*SUPPLIED DATA:*

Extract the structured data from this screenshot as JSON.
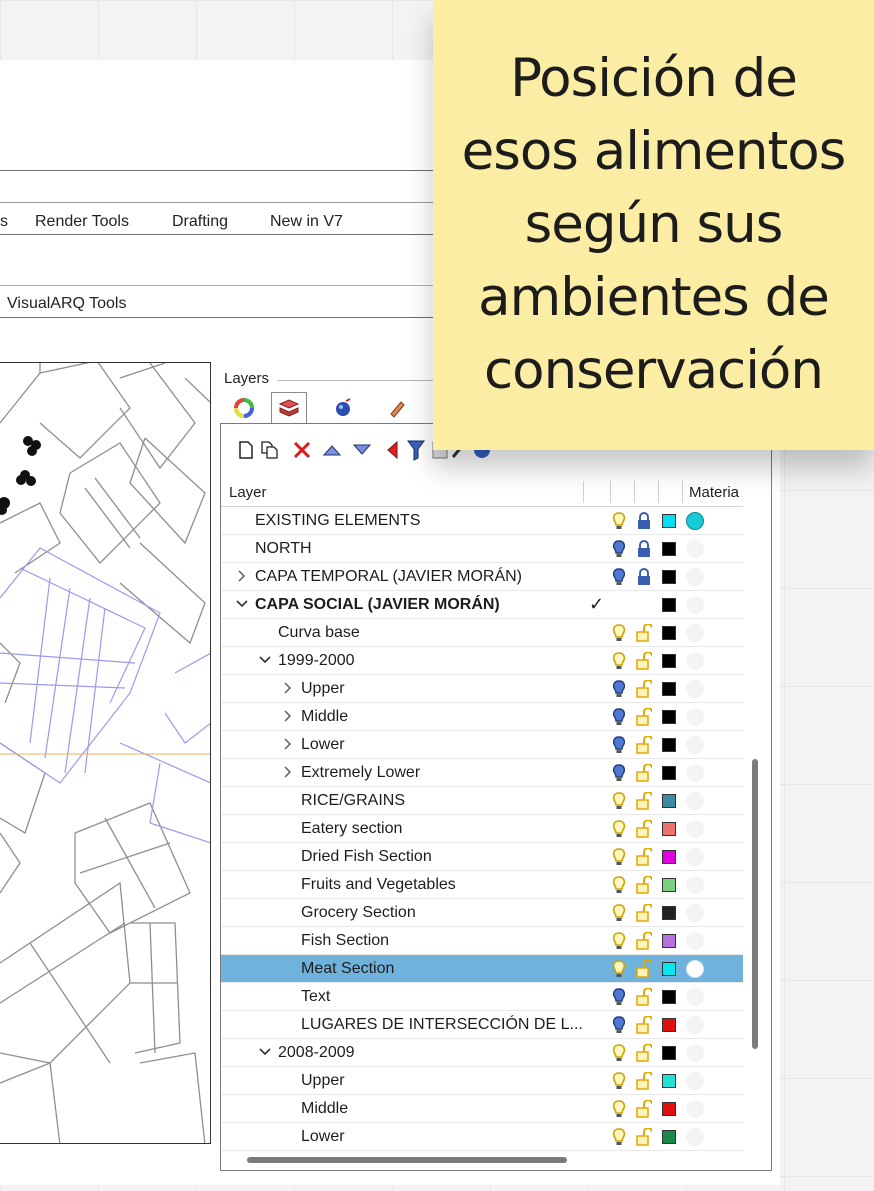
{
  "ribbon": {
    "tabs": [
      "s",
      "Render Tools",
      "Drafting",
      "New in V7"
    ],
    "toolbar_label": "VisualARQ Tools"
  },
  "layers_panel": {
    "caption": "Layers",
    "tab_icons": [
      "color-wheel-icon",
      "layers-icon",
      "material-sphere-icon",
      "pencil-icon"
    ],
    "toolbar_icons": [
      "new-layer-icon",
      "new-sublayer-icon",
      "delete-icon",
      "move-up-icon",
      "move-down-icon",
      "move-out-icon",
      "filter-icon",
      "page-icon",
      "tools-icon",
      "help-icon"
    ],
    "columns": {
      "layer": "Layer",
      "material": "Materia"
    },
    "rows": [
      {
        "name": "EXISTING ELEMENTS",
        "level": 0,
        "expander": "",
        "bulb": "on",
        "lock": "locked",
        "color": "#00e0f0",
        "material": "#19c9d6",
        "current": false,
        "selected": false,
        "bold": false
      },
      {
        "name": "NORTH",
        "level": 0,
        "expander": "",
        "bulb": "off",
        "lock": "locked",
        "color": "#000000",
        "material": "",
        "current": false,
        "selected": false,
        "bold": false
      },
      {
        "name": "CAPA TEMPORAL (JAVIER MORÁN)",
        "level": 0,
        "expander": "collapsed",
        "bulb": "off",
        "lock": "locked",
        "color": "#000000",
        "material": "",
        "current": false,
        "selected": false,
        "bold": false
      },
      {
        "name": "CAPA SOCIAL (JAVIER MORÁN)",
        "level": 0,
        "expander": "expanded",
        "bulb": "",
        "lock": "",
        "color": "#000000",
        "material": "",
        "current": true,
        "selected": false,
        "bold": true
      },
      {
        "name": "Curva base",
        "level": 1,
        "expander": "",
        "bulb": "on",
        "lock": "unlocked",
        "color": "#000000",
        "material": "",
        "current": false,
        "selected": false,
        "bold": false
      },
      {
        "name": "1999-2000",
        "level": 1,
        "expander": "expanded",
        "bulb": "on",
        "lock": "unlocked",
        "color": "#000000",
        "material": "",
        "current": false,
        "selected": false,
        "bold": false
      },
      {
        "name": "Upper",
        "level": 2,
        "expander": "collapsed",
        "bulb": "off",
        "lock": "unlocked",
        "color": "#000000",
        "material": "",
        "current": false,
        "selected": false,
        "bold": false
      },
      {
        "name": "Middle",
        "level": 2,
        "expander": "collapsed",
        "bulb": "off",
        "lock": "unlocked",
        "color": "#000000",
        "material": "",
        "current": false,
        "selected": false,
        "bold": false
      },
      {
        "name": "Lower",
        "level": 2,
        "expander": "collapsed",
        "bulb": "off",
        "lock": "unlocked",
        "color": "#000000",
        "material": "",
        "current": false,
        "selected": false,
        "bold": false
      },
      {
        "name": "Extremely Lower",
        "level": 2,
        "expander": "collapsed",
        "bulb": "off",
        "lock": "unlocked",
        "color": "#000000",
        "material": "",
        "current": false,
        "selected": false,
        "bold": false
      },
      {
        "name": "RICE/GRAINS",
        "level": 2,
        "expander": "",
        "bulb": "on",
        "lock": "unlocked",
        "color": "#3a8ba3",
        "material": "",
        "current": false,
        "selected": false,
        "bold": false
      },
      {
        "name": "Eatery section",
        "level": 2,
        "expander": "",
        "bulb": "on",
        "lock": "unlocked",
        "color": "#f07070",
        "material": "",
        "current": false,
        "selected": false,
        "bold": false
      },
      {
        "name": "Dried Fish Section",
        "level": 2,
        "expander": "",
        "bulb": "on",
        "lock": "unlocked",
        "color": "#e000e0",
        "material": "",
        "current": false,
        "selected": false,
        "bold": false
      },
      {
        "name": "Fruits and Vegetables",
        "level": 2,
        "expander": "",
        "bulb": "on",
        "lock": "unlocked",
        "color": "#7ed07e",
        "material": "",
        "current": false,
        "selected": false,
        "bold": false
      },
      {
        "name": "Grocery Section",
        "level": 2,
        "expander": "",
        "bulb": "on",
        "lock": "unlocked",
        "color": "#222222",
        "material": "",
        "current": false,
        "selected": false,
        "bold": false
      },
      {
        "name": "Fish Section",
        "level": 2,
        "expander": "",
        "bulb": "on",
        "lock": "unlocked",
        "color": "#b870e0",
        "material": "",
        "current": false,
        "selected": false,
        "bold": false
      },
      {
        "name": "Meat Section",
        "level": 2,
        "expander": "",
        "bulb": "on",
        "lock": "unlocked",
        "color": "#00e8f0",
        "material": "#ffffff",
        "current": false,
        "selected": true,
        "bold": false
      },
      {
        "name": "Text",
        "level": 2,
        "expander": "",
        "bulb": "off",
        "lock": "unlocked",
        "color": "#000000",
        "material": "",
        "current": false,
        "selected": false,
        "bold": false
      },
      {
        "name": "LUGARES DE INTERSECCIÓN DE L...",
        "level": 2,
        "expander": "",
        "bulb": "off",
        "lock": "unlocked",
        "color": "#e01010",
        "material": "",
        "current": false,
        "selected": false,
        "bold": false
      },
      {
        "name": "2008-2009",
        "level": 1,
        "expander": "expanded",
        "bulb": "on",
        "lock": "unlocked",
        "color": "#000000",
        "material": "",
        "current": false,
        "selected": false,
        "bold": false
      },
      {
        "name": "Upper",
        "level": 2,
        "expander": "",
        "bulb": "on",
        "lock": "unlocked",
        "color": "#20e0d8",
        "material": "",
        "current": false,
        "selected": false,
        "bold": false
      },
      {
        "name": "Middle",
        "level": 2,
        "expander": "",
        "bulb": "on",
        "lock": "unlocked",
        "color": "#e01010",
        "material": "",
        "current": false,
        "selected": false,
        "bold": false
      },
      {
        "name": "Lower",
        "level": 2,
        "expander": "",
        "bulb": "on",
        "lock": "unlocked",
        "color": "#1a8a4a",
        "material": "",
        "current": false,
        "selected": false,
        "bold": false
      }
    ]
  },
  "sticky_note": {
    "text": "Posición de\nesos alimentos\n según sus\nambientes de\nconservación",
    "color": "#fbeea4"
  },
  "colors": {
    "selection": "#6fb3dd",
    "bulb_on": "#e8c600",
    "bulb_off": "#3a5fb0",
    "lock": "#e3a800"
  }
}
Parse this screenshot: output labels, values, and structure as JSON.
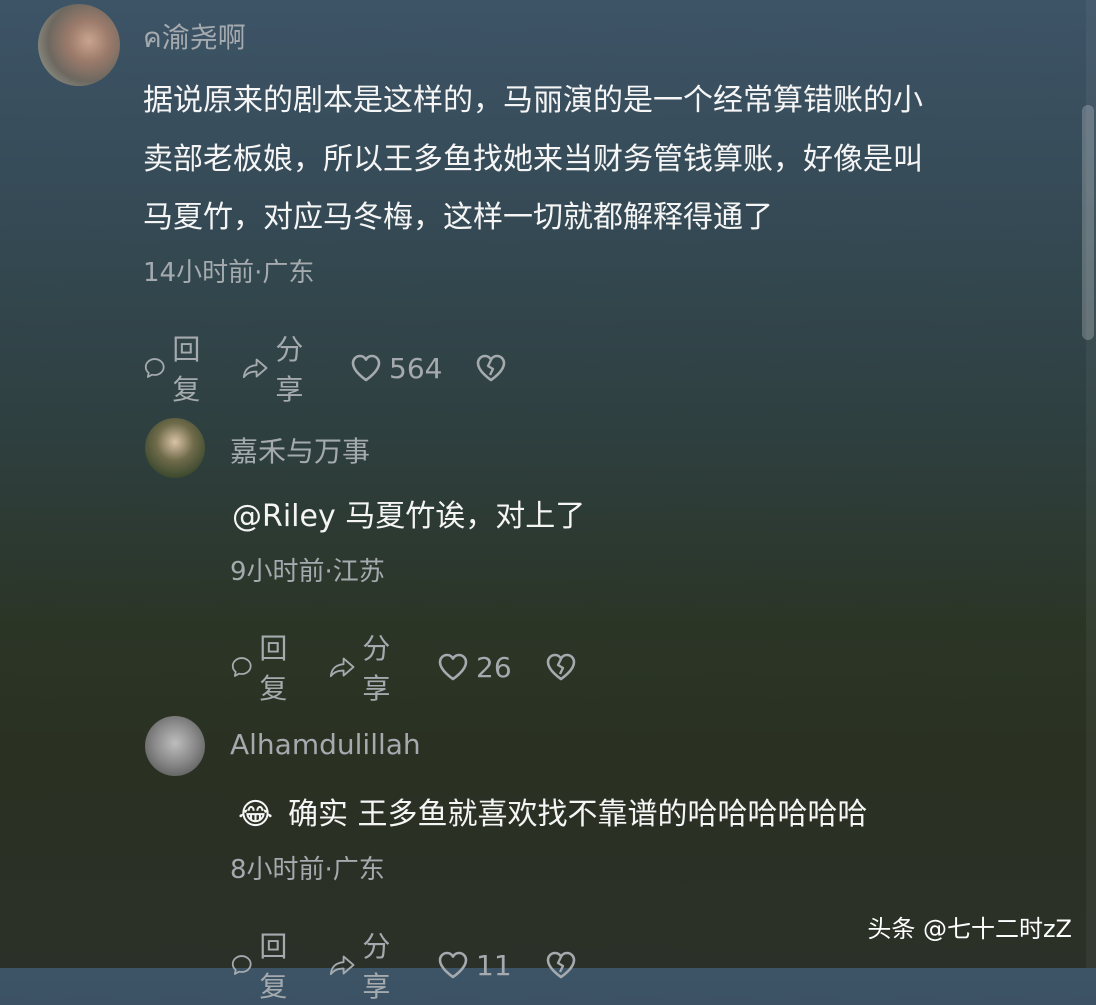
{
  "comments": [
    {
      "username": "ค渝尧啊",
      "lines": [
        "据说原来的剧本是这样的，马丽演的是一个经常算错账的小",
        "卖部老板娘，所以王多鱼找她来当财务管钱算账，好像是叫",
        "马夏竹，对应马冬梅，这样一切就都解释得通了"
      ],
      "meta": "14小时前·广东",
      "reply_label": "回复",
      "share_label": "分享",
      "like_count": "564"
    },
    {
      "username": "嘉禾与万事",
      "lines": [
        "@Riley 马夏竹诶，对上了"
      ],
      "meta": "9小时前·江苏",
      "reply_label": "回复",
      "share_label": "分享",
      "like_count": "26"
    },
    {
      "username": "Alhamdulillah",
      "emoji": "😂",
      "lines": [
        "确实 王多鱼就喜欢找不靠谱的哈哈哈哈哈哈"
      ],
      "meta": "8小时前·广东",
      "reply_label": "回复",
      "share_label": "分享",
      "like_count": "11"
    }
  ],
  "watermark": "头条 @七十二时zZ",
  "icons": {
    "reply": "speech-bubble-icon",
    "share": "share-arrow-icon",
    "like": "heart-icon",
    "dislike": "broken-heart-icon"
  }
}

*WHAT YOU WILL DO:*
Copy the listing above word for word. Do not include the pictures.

*RESPONSE TO THE TASK:*
Extract the structured data from this screenshot as JSON.
{
  "ribbon": {
    "tabs": [
      "s",
      "Render Tools",
      "Drafting",
      "New in V7"
    ],
    "toolbar_label": "VisualARQ Tools"
  },
  "layers_panel": {
    "caption": "Layers",
    "tab_icons": [
      "color-wheel-icon",
      "layers-icon",
      "material-sphere-icon",
      "pencil-icon"
    ],
    "toolbar_icons": [
      "new-layer-icon",
      "new-sublayer-icon",
      "delete-icon",
      "move-up-icon",
      "move-down-icon",
      "move-out-icon",
      "filter-icon",
      "page-icon",
      "tools-icon",
      "help-icon"
    ],
    "columns": {
      "layer": "Layer",
      "material": "Materia"
    },
    "rows": [
      {
        "name": "EXISTING ELEMENTS",
        "level": 0,
        "expander": "",
        "bulb": "on",
        "lock": "locked",
        "color": "#00e0f0",
        "material": "#19c9d6",
        "current": false,
        "selected": false,
        "bold": false
      },
      {
        "name": "NORTH",
        "level": 0,
        "expander": "",
        "bulb": "off",
        "lock": "locked",
        "color": "#000000",
        "material": "",
        "current": false,
        "selected": false,
        "bold": false
      },
      {
        "name": "CAPA TEMPORAL (JAVIER MORÁN)",
        "level": 0,
        "expander": "collapsed",
        "bulb": "off",
        "lock": "locked",
        "color": "#000000",
        "material": "",
        "current": false,
        "selected": false,
        "bold": false
      },
      {
        "name": "CAPA SOCIAL (JAVIER MORÁN)",
        "level": 0,
        "expander": "expanded",
        "bulb": "",
        "lock": "",
        "color": "#000000",
        "material": "",
        "current": true,
        "selected": false,
        "bold": true
      },
      {
        "name": "Curva base",
        "level": 1,
        "expander": "",
        "bulb": "on",
        "lock": "unlocked",
        "color": "#000000",
        "material": "",
        "current": false,
        "selected": false,
        "bold": false
      },
      {
        "name": "1999-2000",
        "level": 1,
        "expander": "expanded",
        "bulb": "on",
        "lock": "unlocked",
        "color": "#000000",
        "material": "",
        "current": false,
        "selected": false,
        "bold": false
      },
      {
        "name": "Upper",
        "level": 2,
        "expander": "collapsed",
        "bulb": "off",
        "lock": "unlocked",
        "color": "#000000",
        "material": "",
        "current": false,
        "selected": false,
        "bold": false
      },
      {
        "name": "Middle",
        "level": 2,
        "expander": "collapsed",
        "bulb": "off",
        "lock": "unlocked",
        "color": "#000000",
        "material": "",
        "current": false,
        "selected": false,
        "bold": false
      },
      {
        "name": "Lower",
        "level": 2,
        "expander": "collapsed",
        "bulb": "off",
        "lock": "unlocked",
        "color": "#000000",
        "material": "",
        "current": false,
        "selected": false,
        "bold": false
      },
      {
        "name": "Extremely Lower",
        "level": 2,
        "expander": "collapsed",
        "bulb": "off",
        "lock": "unlocked",
        "color": "#000000",
        "material": "",
        "current": false,
        "selected": false,
        "bold": false
      },
      {
        "name": "RICE/GRAINS",
        "level": 2,
        "expander": "",
        "bulb": "on",
        "lock": "unlocked",
        "color": "#3a8ba3",
        "material": "",
        "current": false,
        "selected": false,
        "bold": false
      },
      {
        "name": "Eatery section",
        "level": 2,
        "expander": "",
        "bulb": "on",
        "lock": "unlocked",
        "color": "#f07070",
        "material": "",
        "current": false,
        "selected": false,
        "bold": false
      },
      {
        "name": "Dried Fish Section",
        "level": 2,
        "expander": "",
        "bulb": "on",
        "lock": "unlocked",
        "color": "#e000e0",
        "material": "",
        "current": false,
        "selected": false,
        "bold": false
      },
      {
        "name": "Fruits and Vegetables",
        "level": 2,
        "expander": "",
        "bulb": "on",
        "lock": "unlocked",
        "color": "#7ed07e",
        "material": "",
        "current": false,
        "selected": false,
        "bold": false
      },
      {
        "name": "Grocery Section",
        "level": 2,
        "expander": "",
        "bulb": "on",
        "lock": "unlocked",
        "color": "#222222",
        "material": "",
        "current": false,
        "selected": false,
        "bold": false
      },
      {
        "name": "Fish Section",
        "level": 2,
        "expander": "",
        "bulb": "on",
        "lock": "unlocked",
        "color": "#b870e0",
        "material": "",
        "current": false,
        "selected": false,
        "bold": false
      },
      {
        "name": "Meat Section",
        "level": 2,
        "expander": "",
        "bulb": "on",
        "lock": "unlocked",
        "color": "#00e8f0",
        "material": "#ffffff",
        "current": false,
        "selected": true,
        "bold": false
      },
      {
        "name": "Text",
        "level": 2,
        "expander": "",
        "bulb": "off",
        "lock": "unlocked",
        "color": "#000000",
        "material": "",
        "current": false,
        "selected": false,
        "bold": false
      },
      {
        "name": "LUGARES DE INTERSECCIÓN DE L...",
        "level": 2,
        "expander": "",
        "bulb": "off",
        "lock": "unlocked",
        "color": "#e01010",
        "material": "",
        "current": false,
        "selected": false,
        "bold": false
      },
      {
        "name": "2008-2009",
        "level": 1,
        "expander": "expanded",
        "bulb": "on",
        "lock": "unlocked",
        "color": "#000000",
        "material": "",
        "current": false,
        "selected": false,
        "bold": false
      },
      {
        "name": "Upper",
        "level": 2,
        "expander": "",
        "bulb": "on",
        "lock": "unlocked",
        "color": "#20e0d8",
        "material": "",
        "current": false,
        "selected": false,
        "bold": false
      },
      {
        "name": "Middle",
        "level": 2,
        "expander": "",
        "bulb": "on",
        "lock": "unlocked",
        "color": "#e01010",
        "material": "",
        "current": false,
        "selected": false,
        "bold": false
      },
      {
        "name": "Lower",
        "level": 2,
        "expander": "",
        "bulb": "on",
        "lock": "unlocked",
        "color": "#1a8a4a",
        "material": "",
        "current": false,
        "selected": false,
        "bold": false
      }
    ]
  },
  "sticky_note": {
    "text": "Posición de\nesos alimentos\n según sus\nambientes de\nconservación",
    "color": "#fbeea4"
  },
  "colors": {
    "selection": "#6fb3dd",
    "bulb_on": "#e8c600",
    "bulb_off": "#3a5fb0",
    "lock": "#e3a800"
  }
}
Parse this screenshot: output labels, values, and structure as JSON.
{
  "comments": [
    {
      "username": "ค渝尧啊",
      "lines": [
        "据说原来的剧本是这样的，马丽演的是一个经常算错账的小",
        "卖部老板娘，所以王多鱼找她来当财务管钱算账，好像是叫",
        "马夏竹，对应马冬梅，这样一切就都解释得通了"
      ],
      "meta": "14小时前·广东",
      "reply_label": "回复",
      "share_label": "分享",
      "like_count": "564"
    },
    {
      "username": "嘉禾与万事",
      "lines": [
        "@Riley 马夏竹诶，对上了"
      ],
      "meta": "9小时前·江苏",
      "reply_label": "回复",
      "share_label": "分享",
      "like_count": "26"
    },
    {
      "username": "Alhamdulillah",
      "emoji": "😂",
      "lines": [
        "确实 王多鱼就喜欢找不靠谱的哈哈哈哈哈哈"
      ],
      "meta": "8小时前·广东",
      "reply_label": "回复",
      "share_label": "分享",
      "like_count": "11"
    }
  ],
  "watermark": "头条 @七十二时zZ",
  "icons": {
    "reply": "speech-bubble-icon",
    "share": "share-arrow-icon",
    "like": "heart-icon",
    "dislike": "broken-heart-icon"
  }
}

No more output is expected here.